Speaking of Audis, VW’s luxury brand unveiled the Q8 crossover as a sleek, two-row coupe version of its SUV flagship, the Q7. That’s a niche market, but the stylish Q8 previews the bold, six-lace rework of Audi’s famous large grille. Inside is the next-generation, best-in-luxury Virtual Cockpit instrument display — but more significant is the expanded heads-up display that accurately overlays information on the road ahead (an arrow indicating exact road turn-in, for example). Look for it in 2018.
SUVs like the Audi Q8 have rendered station wagons all but extinct in the U.S. The gorgeous V90 wagon urges us to reconsider. The V90 provides plenty of utility with all-wheel drive and a roomy interior. That interior also shares “Thor’s hammer” headlights, posh materials and tablet console screen with the award-winning XC90 Volvo SUV. Just to be safe in ute-crazed USA, however, Volvo jacks up the V90 2.5 inches and badges it the V90 Cross Country.
OK, enough about exteriors. Let’s talk interior innovation. The 2018 Utility of the Year Chrysler Pacifica sets a high bar with its Stow ’n’ Go middle seats and a dresser-drawer of console storage. But Honda thinks customers want better second-row communication. So the Magic Slide middle seat allows you to glide a car seat-bound child within reach — and a microphone system lets you talk directly to third-row occupants. As for the exterior, well ... how about hiring a Volvo designer?
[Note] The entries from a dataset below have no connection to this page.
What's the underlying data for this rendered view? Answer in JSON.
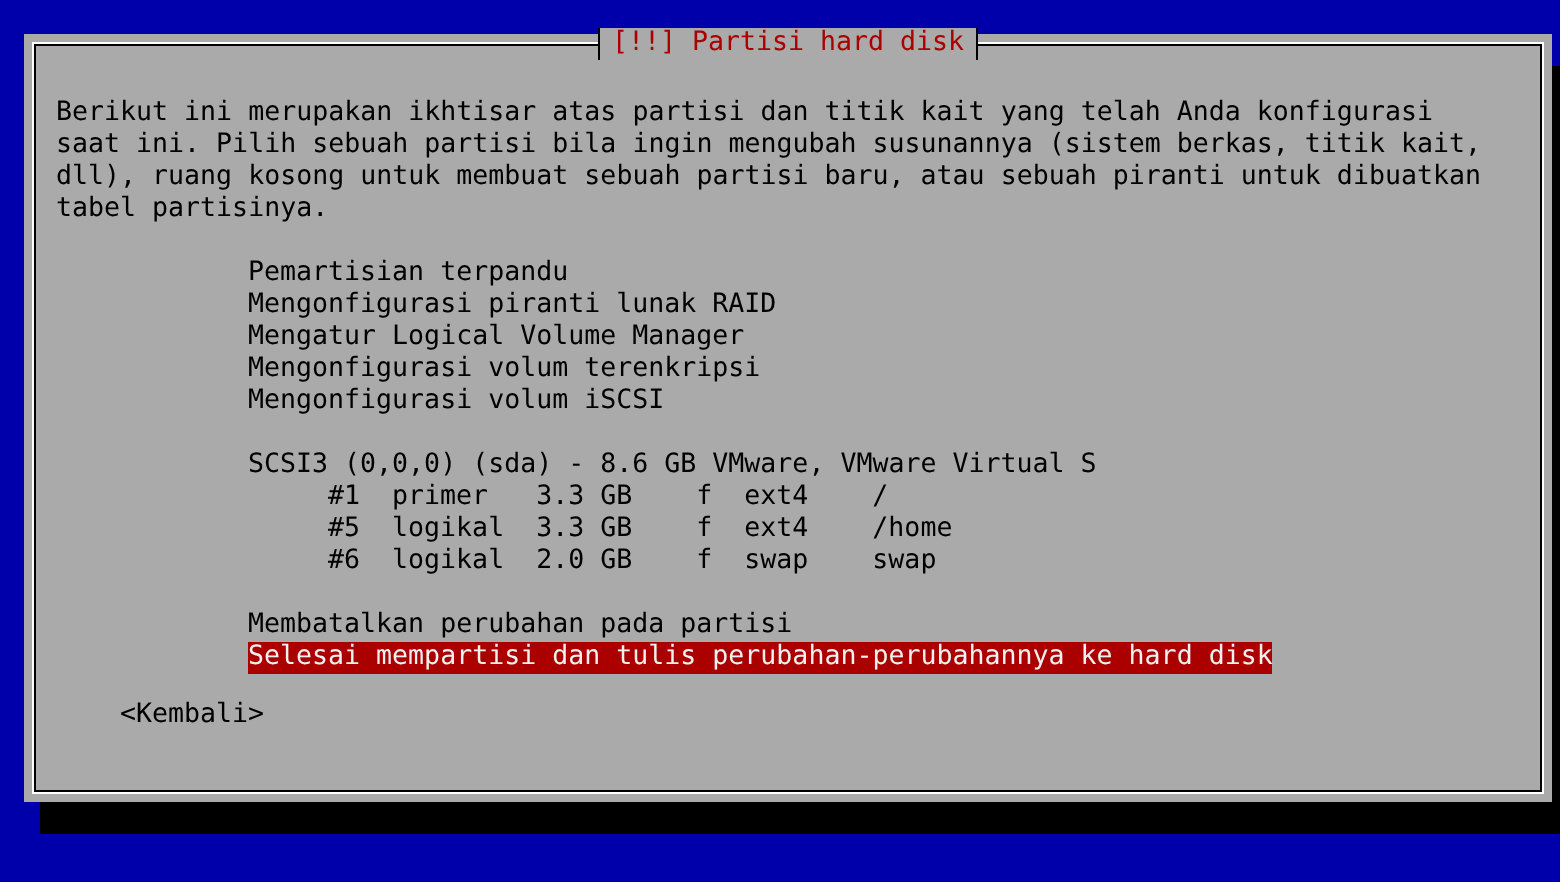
{
  "dialog": {
    "title": "[!!] Partisi hard disk",
    "description": "Berikut ini merupakan ikhtisar atas partisi dan titik kait yang telah Anda konfigurasi saat ini. Pilih sebuah partisi bila ingin mengubah susunannya (sistem berkas, titik kait, dll), ruang kosong untuk membuat sebuah partisi baru, atau sebuah piranti untuk dibuatkan tabel partisinya.",
    "options": [
      {
        "label": "Pemartisian terpandu",
        "selected": false
      },
      {
        "label": "Mengonfigurasi piranti lunak RAID",
        "selected": false
      },
      {
        "label": "Mengatur Logical Volume Manager",
        "selected": false
      },
      {
        "label": "Mengonfigurasi volum terenkripsi",
        "selected": false
      },
      {
        "label": "Mengonfigurasi volum iSCSI",
        "selected": false
      }
    ],
    "disk": {
      "label": "SCSI3 (0,0,0) (sda) - 8.6 GB VMware, VMware Virtual S",
      "selected": false,
      "partitions": [
        {
          "number": "#1",
          "type": "primer",
          "size": "3.3 GB",
          "flag": "f",
          "filesystem": "ext4",
          "mount": "/",
          "selected": false
        },
        {
          "number": "#5",
          "type": "logikal",
          "size": "3.3 GB",
          "flag": "f",
          "filesystem": "ext4",
          "mount": "/home",
          "selected": false
        },
        {
          "number": "#6",
          "type": "logikal",
          "size": "2.0 GB",
          "flag": "f",
          "filesystem": "swap",
          "mount": "swap",
          "selected": false
        }
      ]
    },
    "actions": [
      {
        "label": "Membatalkan perubahan pada partisi",
        "selected": false
      },
      {
        "label": "Selesai mempartisi dan tulis perubahan-perubahannya ke hard disk",
        "selected": true
      }
    ],
    "back_button": "<Kembali>"
  }
}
Rocked by Dieselgate, Volkswagen is eager to get back to the business of building vehicles. The new Tiguan aims for the meat of the U.S. market and checks all the boxes: longer wheelbase (by 10.4 inches), 57 percent bigger trunk, three rows of seats (very unusual for a compact ute), Apple CarPlay and Android Auto connectivity.
You had me at the C-clamp headlights. I protested bigger brother Acadia’s extreme makeover at last year’s show as too vanilla. The Terrain does it right in the dog-eat-ute compact segment (see the Tiguan above). The front peepers and Nissan Murano-like floating roof are elegant (though creating a blind spot bigger than Rhode Island). Shedding nearly 500 pounds, the turbo-4 powered Terrain should ride as good as it looks.
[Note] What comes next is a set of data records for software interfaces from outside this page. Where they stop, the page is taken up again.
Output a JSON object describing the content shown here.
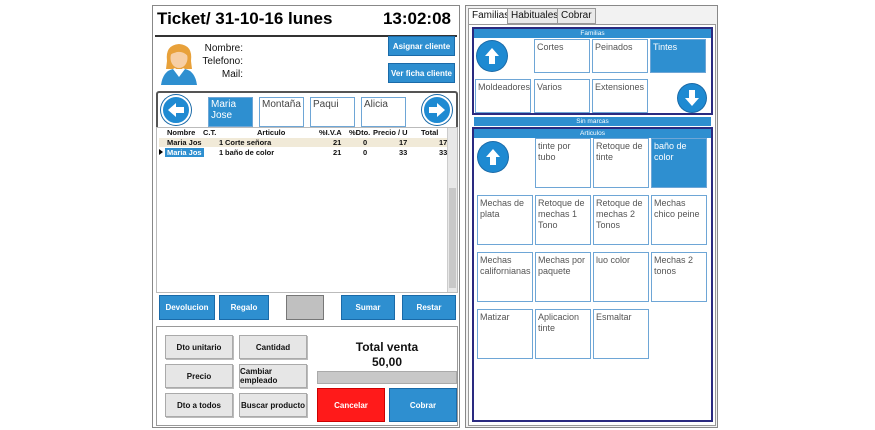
{
  "ticket": {
    "title": "Ticket/ 31-10-16 lunes",
    "time": "13:02:08"
  },
  "client": {
    "labels": {
      "name": "Nombre:",
      "phone": "Telefono:",
      "mail": "Mail:"
    },
    "assign_button": "Asignar cliente",
    "view_button": "Ver ficha cliente",
    "avatar_icon": "client-avatar-icon"
  },
  "employees": {
    "items": [
      "Maria Jose",
      "Montaña",
      "Paqui",
      "Alicia"
    ],
    "selected": 0,
    "left_icon": "arrow-left-icon",
    "right_icon": "arrow-right-icon"
  },
  "grid": {
    "headers": [
      "Nombre",
      "C.T.",
      "Articulo",
      "%I.V.A",
      "%Dto.",
      "Precio / U",
      "Total"
    ],
    "rows": [
      [
        "Maria Jos",
        "1",
        "Corte señora",
        "21",
        "0",
        "17",
        "17"
      ],
      [
        "Maria Jos",
        "1",
        "baño de color",
        "21",
        "0",
        "33",
        "33"
      ]
    ]
  },
  "actions": {
    "devolucion": "Devolucion",
    "regalo": "Regalo",
    "sumar": "Sumar",
    "restar": "Restar"
  },
  "bottom": {
    "dto_unitario": "Dto unitario",
    "cantidad": "Cantidad",
    "precio": "Precio",
    "cambiar_empleado": "Cambiar empleado",
    "dto_todos": "Dto a todos",
    "buscar_producto": "Buscar producto",
    "total_label": "Total venta",
    "total_value": "50,00",
    "cancelar": "Cancelar",
    "cobrar": "Cobrar"
  },
  "tabs": [
    "Familias",
    "Habituales",
    "Cobrar"
  ],
  "familias": {
    "header": "Familias",
    "row1": [
      "Cortes",
      "Peinados",
      "Tintes"
    ],
    "row2": [
      "Moldeadores",
      "Varios",
      "Extensiones"
    ],
    "selected": "Tintes",
    "up_icon": "arrow-up-icon",
    "down_icon": "arrow-down-icon"
  },
  "marcas": {
    "header": "Sin marcas"
  },
  "articulos": {
    "header": "Articulos",
    "row1": [
      "tinte por tubo",
      "Retoque de tinte",
      "baño de color"
    ],
    "row2": [
      "Mechas de plata",
      "Retoque de mechas 1 Tono",
      "Retoque de mechas 2 Tonos",
      "Mechas chico peine"
    ],
    "row3": [
      "Mechas californianas",
      "Mechas por paquete",
      "luo color",
      "Mechas 2 tonos"
    ],
    "row4": [
      "Matizar",
      "Aplicacion tinte",
      "Esmaltar"
    ],
    "selected": "baño de color"
  },
  "colors": {
    "accent": "#2e8fd0",
    "cancel": "#ff1a1a",
    "panel_border": "#2a2a80"
  }
}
The king of trucks just gets better. The grille ditches Ford’s signature three-bar for a wider, “double I-beam” take. Nice, except the base models get grille “nostrils.” Ugh. I’d jump straight to the handsome Lariat trim. Under the aluminum hood, Ford’s smorgasbord of engine choices gets the first diesel in the light duty’s long history. The hits keep on coming: Wi-Fi hot spot, pre-collision assist, smartphone connectivity, new wheels and ... I could go on all day.
“Sexy and really sexy,” said Toyota Chairman Akio Toyoda, introducing the all-new Camry’s base and sport versions. A hilarious chairman? A sexy Camry? Together they stole the media show, and that was appropriate. Toyoda has pushed his designers hard to make their appliances more appealing. The racier sheet metal also telegraphs a more capable chassis as the Camry gets lower and stiffer. To emphasize the point, Toyoda also introduced the new NASCAR Camry. Va-vroom.
Nissan Vmotion concept
Vmotion echoes the Chrysler Portal concept in its roomy approach to ride-sharing autonomy. So why the saucy exterior? Because the Vmotion also explores future design for its family sedans. Carve these racy lines into an Altima and it’ll make the Camry look vanilla again.
Dodge Challenger GT
Dodge quietly sneaked its first all-wheel drive pony-car coupe into Cobo for its first show. Quietly, because the GT is not endowed with an earth-shaking V-8. The AWD system comes mated only to a 305-horsepower V-6, but that’ll do for motorheads pining to power-drift their Challengers through snow drifts. Finally, an all-season Woodward dragster.
Henry Payne is auto critic for The Detroit News. Find him at firstname.lastname@example.org or Twitter: @HenryEPayne.